Signalling a break in the lingering political stalemate in the Democratic Republic of Congo (DRC), President Joseph Kabila on Friday (7 April) appointed former member of the largest opposition party, Bruno Tshibala as the country's new prime minister.
The announcement comes as a new twist to DRC's roadmap toward fresh presidential elections and is to likely further divide Kabila's opponents in country that has been rocked by violence. Talks to negotiate his exit from president role failed last week.
Tshibala, who was expelled from Congo's largest opposition party, the Union for Democracy and Social Progress (UDPS), became the new leader under the power-sharing deal agreed in December.
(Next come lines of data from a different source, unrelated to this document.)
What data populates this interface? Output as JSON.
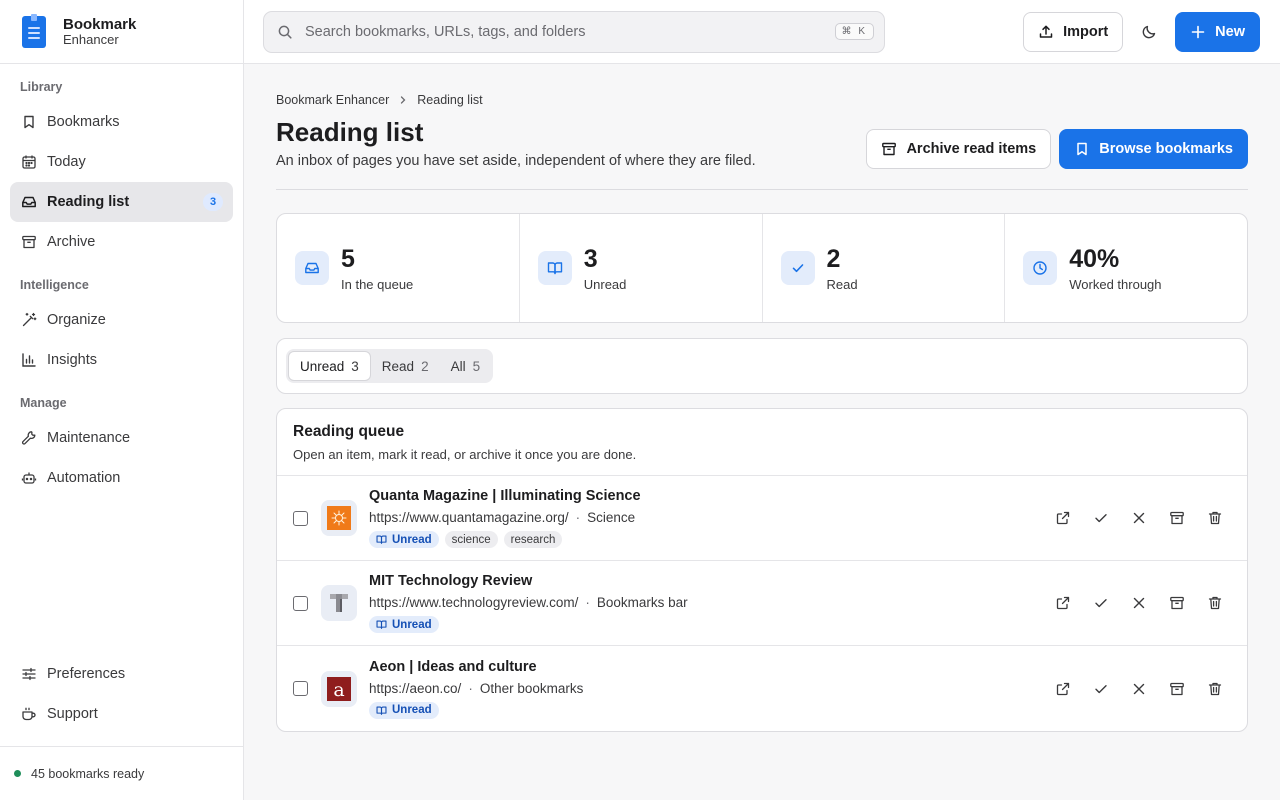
{
  "brand": {
    "title": "Bookmark",
    "subtitle": "Enhancer"
  },
  "sidebar": {
    "sections": [
      {
        "label": "Library"
      },
      {
        "label": "Intelligence"
      },
      {
        "label": "Manage"
      }
    ],
    "library": [
      {
        "label": "Bookmarks",
        "icon": "bookmark-icon"
      },
      {
        "label": "Today",
        "icon": "calendar-icon"
      },
      {
        "label": "Reading list",
        "icon": "inbox-icon",
        "badge": "3",
        "active": true
      },
      {
        "label": "Archive",
        "icon": "archive-icon"
      }
    ],
    "intelligence": [
      {
        "label": "Organize",
        "icon": "magic-wand-icon"
      },
      {
        "label": "Insights",
        "icon": "bar-chart-icon"
      }
    ],
    "manage": [
      {
        "label": "Maintenance",
        "icon": "wrench-icon"
      },
      {
        "label": "Automation",
        "icon": "bot-icon"
      }
    ],
    "bottom": [
      {
        "label": "Preferences",
        "icon": "sliders-icon"
      },
      {
        "label": "Support",
        "icon": "coffee-cup-icon"
      }
    ],
    "footer": {
      "status": "45 bookmarks ready",
      "status_color": "#1e8e5a"
    }
  },
  "topbar": {
    "search_placeholder": "Search bookmarks, URLs, tags, and folders",
    "shortcut": "⌘ K",
    "import_label": "Import",
    "new_label": "New"
  },
  "breadcrumb": [
    "Bookmark Enhancer",
    "Reading list"
  ],
  "page": {
    "title": "Reading list",
    "description": "An inbox of pages you have set aside, independent of where they are filed.",
    "archive_button": "Archive read items",
    "browse_button": "Browse bookmarks"
  },
  "stats": [
    {
      "value": "5",
      "label": "In the queue",
      "icon": "inbox-icon"
    },
    {
      "value": "3",
      "label": "Unread",
      "icon": "open-book-icon"
    },
    {
      "value": "2",
      "label": "Read",
      "icon": "check-icon"
    },
    {
      "value": "40%",
      "label": "Worked through",
      "icon": "clock-icon"
    }
  ],
  "filters": [
    {
      "label": "Unread",
      "count": "3",
      "active": true
    },
    {
      "label": "Read",
      "count": "2"
    },
    {
      "label": "All",
      "count": "5"
    }
  ],
  "queue": {
    "title": "Reading queue",
    "description": "Open an item, mark it read, or archive it once you are done.",
    "items": [
      {
        "title": "Quanta Magazine | Illuminating Science",
        "url": "https://www.quantamagazine.org/",
        "folder": "Science",
        "status": "Unread",
        "tags": [
          "science",
          "research"
        ],
        "favicon": "quanta-logo"
      },
      {
        "title": "MIT Technology Review",
        "url": "https://www.technologyreview.com/",
        "folder": "Bookmarks bar",
        "status": "Unread",
        "tags": [],
        "favicon": "mit-tr-logo"
      },
      {
        "title": "Aeon | Ideas and culture",
        "url": "https://aeon.co/",
        "folder": "Other bookmarks",
        "status": "Unread",
        "tags": [],
        "favicon": "aeon-logo"
      }
    ]
  },
  "colors": {
    "accent": "#1a73e8",
    "unread_chip_bg": "#e3ecfb",
    "unread_chip_text": "#1550b5"
  }
}
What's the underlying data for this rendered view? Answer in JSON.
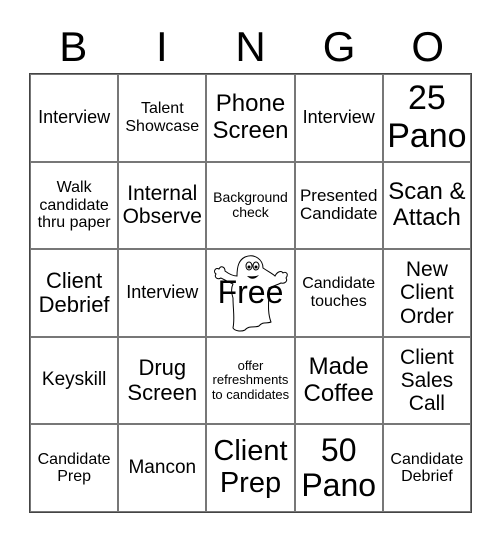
{
  "header": {
    "letters": [
      "B",
      "I",
      "N",
      "G",
      "O"
    ]
  },
  "cells": [
    {
      "text": "Interview"
    },
    {
      "text": "Talent\nShowcase"
    },
    {
      "text": "Phone\nScreen"
    },
    {
      "text": "Interview"
    },
    {
      "text": "25\nPano"
    },
    {
      "text": "Walk\ncandidate\nthru paper"
    },
    {
      "text": "Internal\nObserve"
    },
    {
      "text": "Background\ncheck"
    },
    {
      "text": "Presented\nCandidate"
    },
    {
      "text": "Scan &\nAttach"
    },
    {
      "text": "Client\nDebrief"
    },
    {
      "text": "Interview"
    },
    {
      "text": "Free",
      "icon": "ghost-icon"
    },
    {
      "text": "Candidate\ntouches"
    },
    {
      "text": "New\nClient\nOrder"
    },
    {
      "text": "Keyskill"
    },
    {
      "text": "Drug\nScreen"
    },
    {
      "text": "offer\nrefreshments\nto candidates"
    },
    {
      "text": "Made\nCoffee"
    },
    {
      "text": "Client\nSales\nCall"
    },
    {
      "text": "Candidate\nPrep"
    },
    {
      "text": "Mancon"
    },
    {
      "text": "Client\nPrep"
    },
    {
      "text": "50\nPano"
    },
    {
      "text": "Candidate\nDebrief"
    }
  ]
}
He replaced Samy Badibanga, who resigned on 6 April as outlined in the agreement.
Tshibala will now be a leader in the new transitional government until the presidential election that he is expected to organise a later in 2017. It comes following Kabila's refusal to step down when his mandate expired in December 2016.
Tshibala was ousted from the UDPS in March after he and a few other prominent opposition leaders challenged the designation of successors to veteran leader Etienne Tshisekedi.
Tshisekedi died in February and his son Felix replaced him as the president of the main opposition bloc. On Friday (7 April), he accused Kabila of violating the Catholic church-brokered 31 December deal by not appointing a candidate chosen by the opposition alliance.
"We continue to demand the application of the 31 December 2016 accord," Flex told Reuters. "The nomination of Bruno Tshibala is a departure from the accord."
The deal was aimed at stemming the violence that followed Kabila's refusal to relinquish the presidency. It followed two years of failed political dialogues and an impasse between the ruling and opposition parties. The deal called for a new unity government formation to oversee the elections.
Opposition has been claiming that Kabila, who is accused of wanting to stay in power beyond his constitutional limit, is intentionally blocking the implementation of the deal. Kabila has ruled DRC since his father's assassination in 2001.
The president's opponent believe that Kabila intends to repeatedly delay elections until he gains time to organise a referendum to let himself contest for a third term- similar to what his counterparts in neighbouring Congo Republic and Rwanda have done, Reuters noted.
However, Kabila has denied all the allegations and said the delay in holding elections were due to financial and logistical difficulties.
Tshibala's appointment comes ahead of a mass march the UDPS leaders have called for 10 April in the capital Kinshasa to protest against the Kabila government's delay in implementing the deal.